**ASSIGNMENT:**
Filter the lines below, copying only those with the string "Programming".

═══ DATA TO USE ═══

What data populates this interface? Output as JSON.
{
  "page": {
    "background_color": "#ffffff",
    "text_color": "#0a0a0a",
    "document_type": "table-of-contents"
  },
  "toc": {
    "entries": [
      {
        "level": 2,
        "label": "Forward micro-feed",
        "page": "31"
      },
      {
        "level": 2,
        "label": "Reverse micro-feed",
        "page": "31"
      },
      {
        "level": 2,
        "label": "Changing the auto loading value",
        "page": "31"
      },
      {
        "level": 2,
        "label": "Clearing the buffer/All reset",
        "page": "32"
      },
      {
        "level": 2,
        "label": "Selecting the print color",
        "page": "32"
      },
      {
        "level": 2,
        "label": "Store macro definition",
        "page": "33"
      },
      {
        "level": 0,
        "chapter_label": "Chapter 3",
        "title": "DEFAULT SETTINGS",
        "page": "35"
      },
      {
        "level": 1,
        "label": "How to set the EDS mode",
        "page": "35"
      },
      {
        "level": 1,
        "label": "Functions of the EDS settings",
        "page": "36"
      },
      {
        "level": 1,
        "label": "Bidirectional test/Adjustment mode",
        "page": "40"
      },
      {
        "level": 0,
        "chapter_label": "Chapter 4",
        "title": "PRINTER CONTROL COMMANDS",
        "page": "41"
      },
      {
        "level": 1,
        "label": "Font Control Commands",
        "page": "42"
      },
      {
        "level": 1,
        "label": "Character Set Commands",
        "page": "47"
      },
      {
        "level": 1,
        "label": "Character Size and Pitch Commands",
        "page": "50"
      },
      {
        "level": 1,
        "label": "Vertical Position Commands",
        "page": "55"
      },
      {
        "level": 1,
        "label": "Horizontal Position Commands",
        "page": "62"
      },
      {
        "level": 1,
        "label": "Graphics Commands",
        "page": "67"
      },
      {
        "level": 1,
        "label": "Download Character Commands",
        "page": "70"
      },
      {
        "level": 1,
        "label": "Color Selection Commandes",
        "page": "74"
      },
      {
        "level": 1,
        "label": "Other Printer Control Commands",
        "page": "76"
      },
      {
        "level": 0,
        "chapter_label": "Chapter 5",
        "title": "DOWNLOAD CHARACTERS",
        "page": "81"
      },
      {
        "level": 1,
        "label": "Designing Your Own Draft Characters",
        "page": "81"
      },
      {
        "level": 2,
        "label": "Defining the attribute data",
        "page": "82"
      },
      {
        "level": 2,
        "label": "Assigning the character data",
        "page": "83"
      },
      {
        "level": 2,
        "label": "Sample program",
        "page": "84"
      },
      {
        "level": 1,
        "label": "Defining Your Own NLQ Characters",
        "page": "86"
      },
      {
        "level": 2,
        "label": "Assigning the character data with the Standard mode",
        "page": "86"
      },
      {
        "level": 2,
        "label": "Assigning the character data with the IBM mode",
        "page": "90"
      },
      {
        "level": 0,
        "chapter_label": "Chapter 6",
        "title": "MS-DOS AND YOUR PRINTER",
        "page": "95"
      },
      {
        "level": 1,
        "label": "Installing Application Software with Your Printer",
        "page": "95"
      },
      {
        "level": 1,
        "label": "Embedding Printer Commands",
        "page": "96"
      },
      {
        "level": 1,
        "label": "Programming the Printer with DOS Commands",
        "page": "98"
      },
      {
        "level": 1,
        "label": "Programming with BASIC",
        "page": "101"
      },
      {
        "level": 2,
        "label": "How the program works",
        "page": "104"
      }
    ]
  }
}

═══

**TASK SOLUTION:**
        "label": "Programming the Printer with DOS Commands",
        "label": "Programming with BASIC",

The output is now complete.